- ACTIVITY
Where does the string "left" occur in the records below? Copy every line that holds it.

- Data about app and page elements
● ● ● ● ●
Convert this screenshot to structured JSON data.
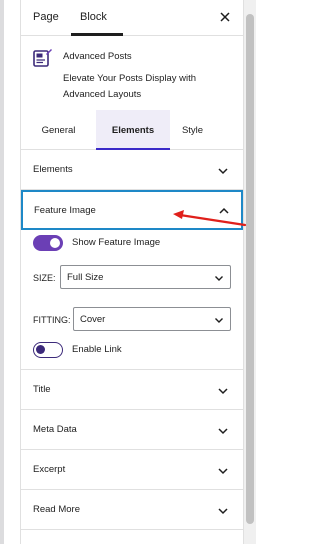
{
  "top_tabs": {
    "page": "Page",
    "block": "Block"
  },
  "block": {
    "title": "Advanced Posts",
    "description": "Elevate Your Posts Display with Advanced Layouts"
  },
  "inner_tabs": {
    "general": "General",
    "elements": "Elements",
    "style": "Style"
  },
  "sections": {
    "elements": "Elements",
    "feature_image": "Feature Image",
    "title": "Title",
    "meta_data": "Meta Data",
    "excerpt": "Excerpt",
    "read_more": "Read More"
  },
  "feature_image": {
    "show_label": "Show Feature Image",
    "show_enabled": true,
    "size_label": "SIZE:",
    "size_value": "Full Size",
    "fitting_label": "FITTING:",
    "fitting_value": "Cover",
    "link_label": "Enable Link",
    "link_enabled": false
  },
  "colors": {
    "accent": "#6b3fb5",
    "focus_border": "#1e88c7",
    "annotation_arrow": "#e0201b"
  },
  "icons": [
    "close-icon",
    "advanced-posts-icon",
    "chevron-down-icon",
    "chevron-up-icon"
  ]
}
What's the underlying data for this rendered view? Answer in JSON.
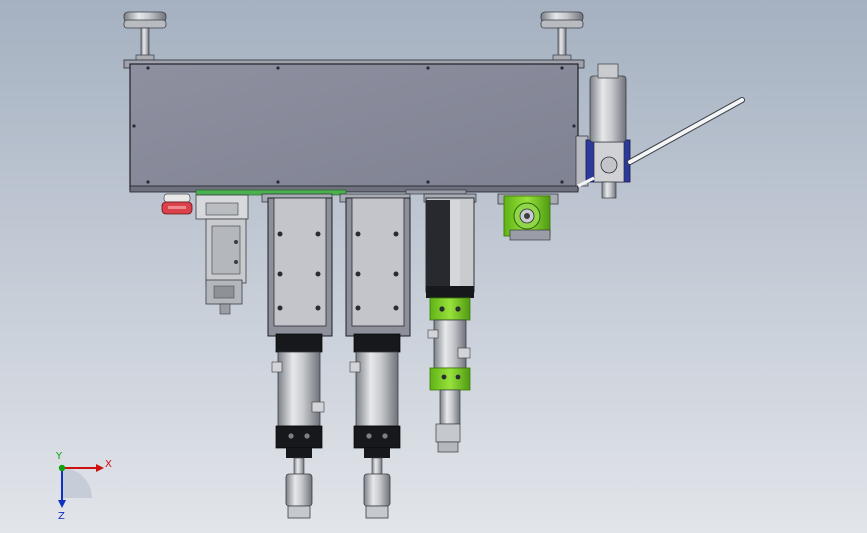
{
  "triad": {
    "x_label": "X",
    "y_label": "Y",
    "z_label": "Z"
  },
  "colors": {
    "background_top": "#a7b3c2",
    "background_bottom": "#dfe3e9",
    "plate": "#8a8c9c",
    "plate_edge": "#2a2c34",
    "steel": "#c9cbcf",
    "steel_dark": "#8f9399",
    "frame_grey": "#9a9da7",
    "black_block": "#16181c",
    "green": "#7ed321",
    "green_dark": "#3d7a0c",
    "red": "#d8434b",
    "blue": "#2c3a9c",
    "axis_x": "#d01010",
    "axis_y": "#10a010",
    "axis_z": "#1030c0"
  },
  "scene": {
    "description_icon": "cad-assembly-model",
    "parts": [
      "mounting-plate",
      "leveling-foot-left",
      "leveling-foot-right",
      "pneumatic-slide-left",
      "actuator-column-1",
      "actuator-column-2",
      "actuator-column-3",
      "gear-motor-unit",
      "filter-regulator",
      "air-hose",
      "emergency-button"
    ]
  }
}
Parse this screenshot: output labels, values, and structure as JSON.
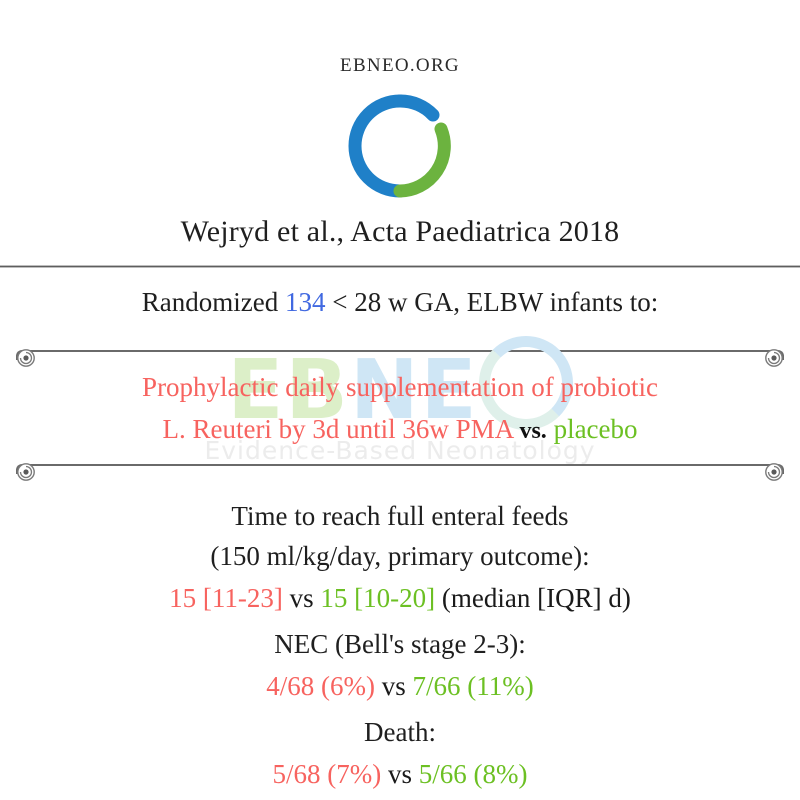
{
  "header": {
    "brand_url": "EBNEO.ORG",
    "logo_icon": "ebneo-circle-logo",
    "logo_blue": "#1f80c8",
    "logo_green": "#6cb33f"
  },
  "citation": "Wejryd et al., Acta Paediatrica 2018",
  "population": {
    "prefix": "Randomized",
    "count": "134",
    "count_color": "#4169e1",
    "suffix": "< 28 w GA, ELBW infants to:"
  },
  "intervention": {
    "line1": "Prophylactic daily supplementation of probiotic",
    "line2_intervention": "L. Reuteri by 3d until 36w PMA",
    "vs": "vs.",
    "line2_control": "placebo",
    "intervention_color": "#f7635f",
    "control_color": "#6cc023",
    "rivet_icon": "screw-rivet-icon"
  },
  "watermark": {
    "word_e": "E",
    "word_b": "B",
    "word_n": "N",
    "word_e2": "E",
    "word_o_icon": "ebneo-o-ring-icon",
    "tagline": "Evidence-Based Neonatology"
  },
  "outcomes": [
    {
      "label_line1": "Time to reach full enteral feeds",
      "label_line2": "(150 ml/kg/day, primary outcome):",
      "intervention_value": "15 [11-23]",
      "vs": "vs",
      "control_value": "15 [10-20]",
      "note": "(median [IQR] d)"
    },
    {
      "label_line1": "NEC (Bell's stage 2-3):",
      "label_line2": "",
      "intervention_value": "4/68 (6%)",
      "vs": "vs",
      "control_value": "7/66 (11%)",
      "note": ""
    },
    {
      "label_line1": "Death:",
      "label_line2": "",
      "intervention_value": "5/68 (7%)",
      "vs": "vs",
      "control_value": "5/66 (8%)",
      "note": ""
    }
  ]
}
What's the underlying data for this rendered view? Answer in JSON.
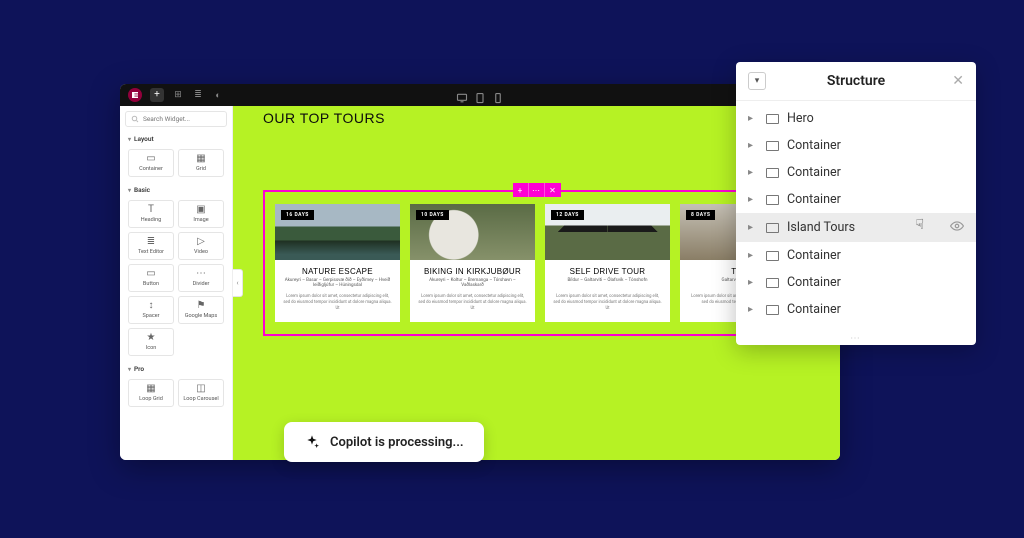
{
  "editor": {
    "search_placeholder": "Search Widget...",
    "topbar": {
      "devices": [
        "desktop",
        "tablet",
        "mobile"
      ]
    }
  },
  "widget_panel": {
    "sections": [
      {
        "label": "Layout",
        "tiles": [
          {
            "name": "container",
            "label": "Container",
            "icon": "▭"
          },
          {
            "name": "grid",
            "label": "Grid",
            "icon": "▦"
          }
        ]
      },
      {
        "label": "Basic",
        "tiles": [
          {
            "name": "heading",
            "label": "Heading",
            "icon": "T"
          },
          {
            "name": "image",
            "label": "Image",
            "icon": "▣"
          },
          {
            "name": "text-editor",
            "label": "Text Editor",
            "icon": "≣"
          },
          {
            "name": "video",
            "label": "Video",
            "icon": "▷"
          },
          {
            "name": "button",
            "label": "Button",
            "icon": "▭"
          },
          {
            "name": "divider",
            "label": "Divider",
            "icon": "⋯"
          },
          {
            "name": "spacer",
            "label": "Spacer",
            "icon": "↕"
          },
          {
            "name": "google-maps",
            "label": "Google Maps",
            "icon": "⚑"
          },
          {
            "name": "icon",
            "label": "Icon",
            "icon": "★"
          }
        ]
      },
      {
        "label": "Pro",
        "tiles": [
          {
            "name": "loop-grid",
            "label": "Loop Grid",
            "icon": "▦"
          },
          {
            "name": "loop-carousel",
            "label": "Loop Carousel",
            "icon": "◫"
          }
        ]
      }
    ]
  },
  "canvas": {
    "hero_title": "OUR TOP TOURS",
    "section_actions": {
      "add": "+",
      "edit": "⋯",
      "close": "✕"
    },
    "cards": [
      {
        "badge": "16 DAYS",
        "title": "NATURE ESCAPE",
        "sub": "Akureyri – Basar – Gerpissvæ ðið – Eyðimey – Hveið leiðigljúfur – Húningsdal",
        "desc": "Lorem ipsum dolor sit amet, consectetur adipiscing elit, sed do eiusmod tempor incididunt ut dolore magna aliqua. Ut"
      },
      {
        "badge": "10 DAYS",
        "title": "BIKING IN KIRKJUBØUR",
        "sub": "Akureyri – Koltur – Bremanga – Tórshavn – Vaðlaskarð",
        "desc": "Lorem ipsum dolor sit amet, consectetur adipiscing elit, sed do eiusmod tempor incididunt ut dolore magna aliqua. Ut"
      },
      {
        "badge": "12 DAYS",
        "title": "SELF DRIVE TOUR",
        "sub": "Bíldur – Galtarviti – Ólafsvík – Tónshofn",
        "desc": "Lorem ipsum dolor sit amet, consectetur adipiscing elit, sed do eiusmod tempor incididunt ut dolore magna aliqua. Ut"
      },
      {
        "badge": "8 DAYS",
        "title": "TREK",
        "sub": "Galtarviti – Tónshofn",
        "desc": "Lorem ipsum dolor sit amet, consectetur adipiscing elit, sed do eiusmod tempor incididunt ut dolore."
      }
    ]
  },
  "copilot": {
    "status": "Copilot is processing..."
  },
  "structure": {
    "title": "Structure",
    "items": [
      {
        "label": "Hero",
        "selected": false
      },
      {
        "label": "Container",
        "selected": false
      },
      {
        "label": "Container",
        "selected": false
      },
      {
        "label": "Container",
        "selected": false
      },
      {
        "label": "Island Tours",
        "selected": true
      },
      {
        "label": "Container",
        "selected": false
      },
      {
        "label": "Container",
        "selected": false
      },
      {
        "label": "Container",
        "selected": false
      }
    ]
  }
}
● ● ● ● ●
- THE ANSWER
      "leveling-foot-left",
      "pneumatic-slide-left",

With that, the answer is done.